WHAT YOU HAVE TO DO:
Images are to be left out; everything else in the records gets copied exactly.

MATERIAL SHOWN:
========

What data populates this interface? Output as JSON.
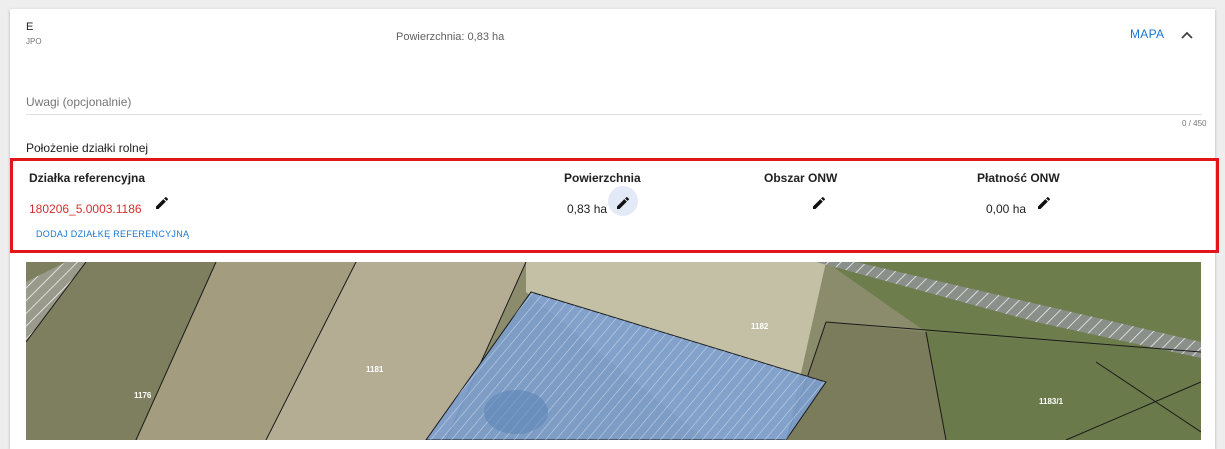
{
  "header": {
    "code": "E",
    "subcode": "JPO",
    "area_text": "Powierzchnia: 0,83 ha",
    "map_button": "MAPA",
    "collapse_icon": "chevron-up-icon"
  },
  "notes": {
    "placeholder": "Uwagi (opcjonalnie)",
    "value": "",
    "counter": "0 / 450"
  },
  "location": {
    "section_title": "Położenie działki rolnej",
    "columns": [
      "Działka referencyjna",
      "Powierzchnia",
      "Obszar ONW",
      "Płatność ONW"
    ],
    "row": {
      "parcel_id": "180206_5.0003.1186",
      "area": "0,83 ha",
      "onw_area": "",
      "onw_payment": "0,00 ha"
    },
    "add_button": "DODAJ DZIAŁKĘ REFERENCYJNĄ",
    "highlight_color": "#e0161b",
    "link_color": "#d32f2f",
    "edit_icon": "pencil-icon"
  },
  "map": {
    "parcel_labels": [
      "1176",
      "1181",
      "1182",
      "1183/1"
    ],
    "selected_fill": "#7c9fcf"
  }
}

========

ANSWER SPACE:
What data populates this interface? Output as JSON.
{
  "header": {
    "code": "E",
    "subcode": "JPO",
    "area_text": "Powierzchnia: 0,83 ha",
    "map_button": "MAPA",
    "collapse_icon": "chevron-up-icon"
  },
  "notes": {
    "placeholder": "Uwagi (opcjonalnie)",
    "value": "",
    "counter": "0 / 450"
  },
  "location": {
    "section_title": "Położenie działki rolnej",
    "columns": [
      "Działka referencyjna",
      "Powierzchnia",
      "Obszar ONW",
      "Płatność ONW"
    ],
    "row": {
      "parcel_id": "180206_5.0003.1186",
      "area": "0,83 ha",
      "onw_area": "",
      "onw_payment": "0,00 ha"
    },
    "add_button": "DODAJ DZIAŁKĘ REFERENCYJNĄ",
    "highlight_color": "#e0161b",
    "link_color": "#d32f2f",
    "edit_icon": "pencil-icon"
  },
  "map": {
    "parcel_labels": [
      "1176",
      "1181",
      "1182",
      "1183/1"
    ],
    "selected_fill": "#7c9fcf"
  }
}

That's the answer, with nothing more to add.